STEAG joins international ‘Power to Fuel’ project

New storage project at STEAG’s Lünen power plant

Essen, Lünen. The expansion of storage technologies is essential if the move towards energy from renewable sources is to succeed. Last week, Dr. Wolfgang Benesch, Head of Research and Development at STEAG GmbH, presented a new research project with STEAG involvement: The development team at STEAG’s Lünen power plant is to work with international partners on further developments of Power-to-Liquid technology. Carbon dioxide emissions from the coal-fired power plant are to be converted into fuel. The project is sponsored by the EU’s Horizon research program with a grant amounting to 11 million euros.

The project partners are Carbon Recycling International (CRI), Mitsubishi Hitachi Power Systems Europe, Hydrogenics and I-DEALS, and several universities and research institutes in Europe. CRI is to contribute an important element to the project: At its production facility in Grindavik, Iceland, CRI is already producing methanol on the basis of renewables. The technology uses electricity to transform CO2 into methanol. Methanol is a widely used gasoline additive, and is also used in biodiesel production and the manufacture of chemical derivatives.

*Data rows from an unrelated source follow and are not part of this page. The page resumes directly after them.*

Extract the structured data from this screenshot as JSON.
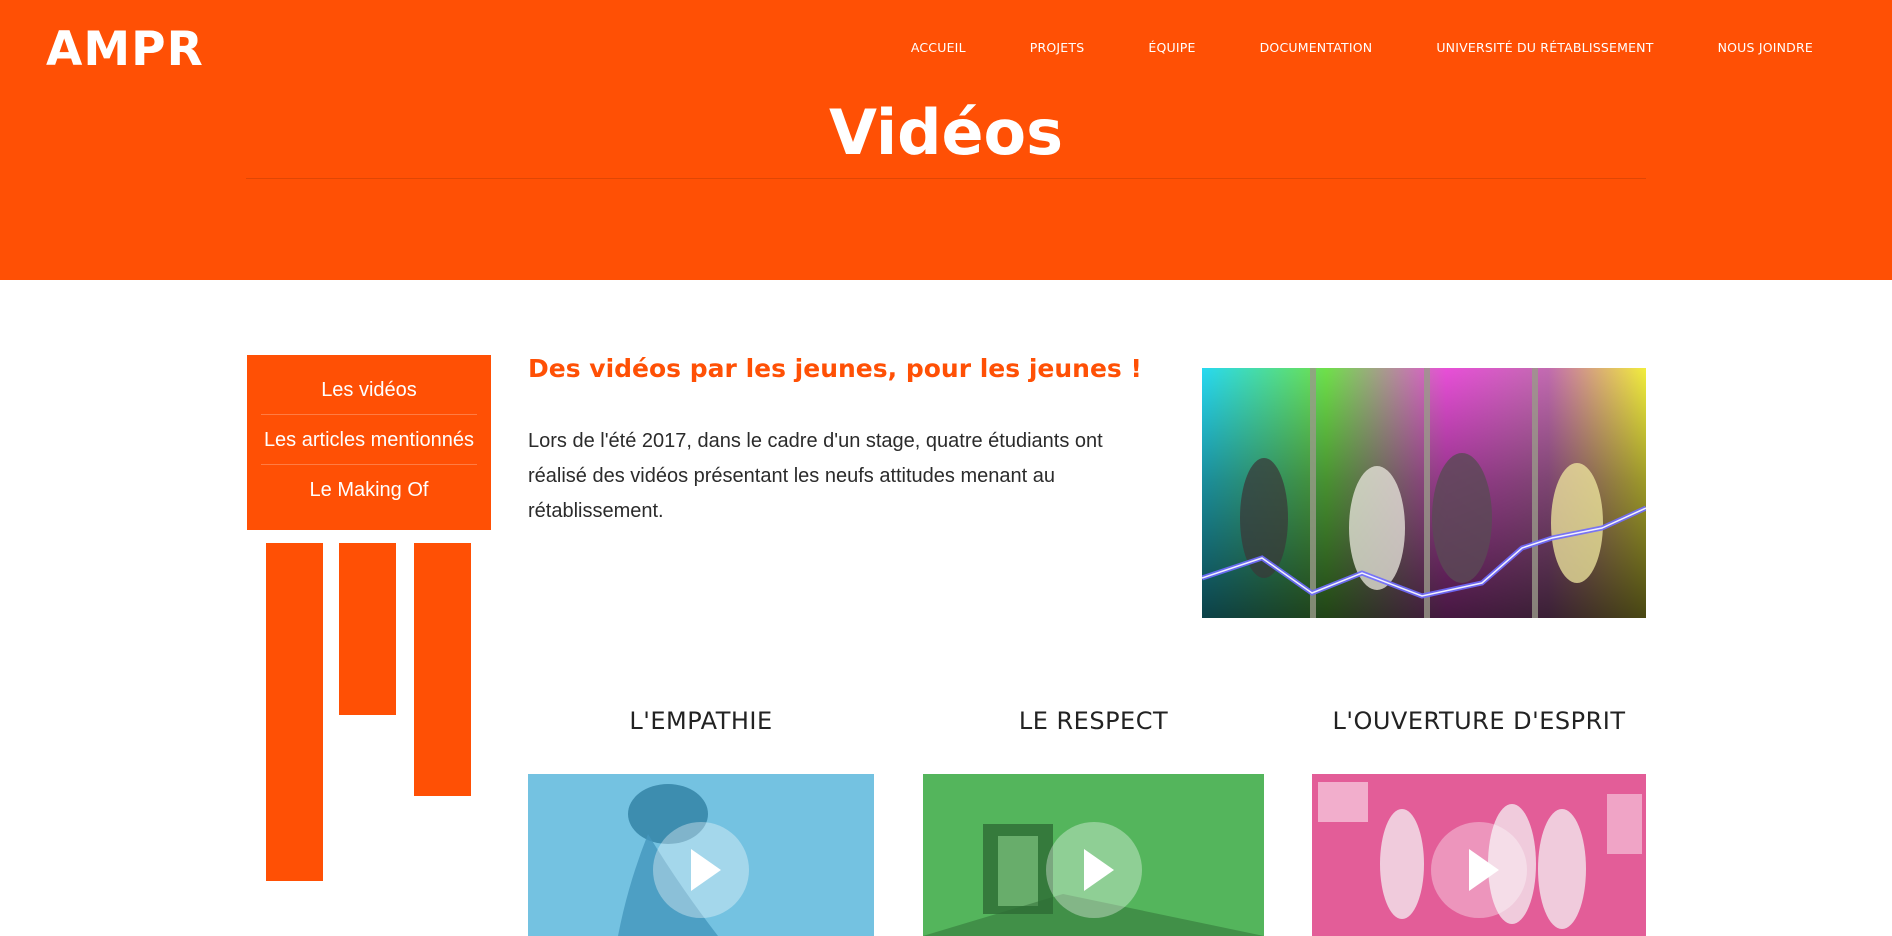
{
  "header": {
    "logo": "AMPR",
    "nav": [
      {
        "label": "ACCUEIL"
      },
      {
        "label": "PROJETS"
      },
      {
        "label": "ÉQUIPE"
      },
      {
        "label": "DOCUMENTATION"
      },
      {
        "label": "UNIVERSITÉ DU RÉTABLISSEMENT"
      },
      {
        "label": "NOUS JOINDRE"
      }
    ],
    "page_title": "Vidéos"
  },
  "sidebar": {
    "items": [
      {
        "label": "Les vidéos"
      },
      {
        "label": "Les articles mentionnés"
      },
      {
        "label": "Le Making Of"
      }
    ]
  },
  "intro": {
    "heading": "Des vidéos par les jeunes, pour les jeunes !",
    "text": "Lors de l'été 2017, dans le cadre d'un stage, quatre étudiants ont réalisé des vidéos présentant les neufs attitudes menant au rétablissement."
  },
  "videos": [
    {
      "title": "L'EMPATHIE",
      "tint": "#5fb8dc"
    },
    {
      "title": "LE RESPECT",
      "tint": "#3ea84a"
    },
    {
      "title": "L'OUVERTURE D'ESPRIT",
      "tint": "#df4a8c"
    }
  ],
  "colors": {
    "brand": "#ff5005"
  }
}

R&D manager Dr. Wolfgang Benesch outlines the importance of the project as follows: “This project is a further step in the development of marketable storage technologies at STEAG.” At the start of 2014, another storage project was already making its debut on the market: LESSY, one of Germany’s first large format lithium-ion storage batteries, was approved for use in network stabilization by the transmission system operator. STEAG now supplies output from the LESSY storage battery on the market, as the primary balancing power required for stabilization of the electricity grid. The large format storage battery is currently dimensioned sufficiently to store or deliver a capacity of one megawatt (1 MW) within a few seconds.

About Power to X

Apart from storage of power in batteries (Power to Electricity) and its conversion into fuel (Power to Fuel), the Essen-based company is also involved in further fields of development for the future. These include research projects in the areas of Power to Gas and Power to Chemicals. As Benesch says, “STEAG is an integrative power generation company which is open to new technologies. In that respect, it is also important to us to conduct research and development into storage facilities without being confined to any single technology. In consequence, we have given this area of our activities the working title ‘Power to X.”

Source: STEAG, press release, 2015-01-05.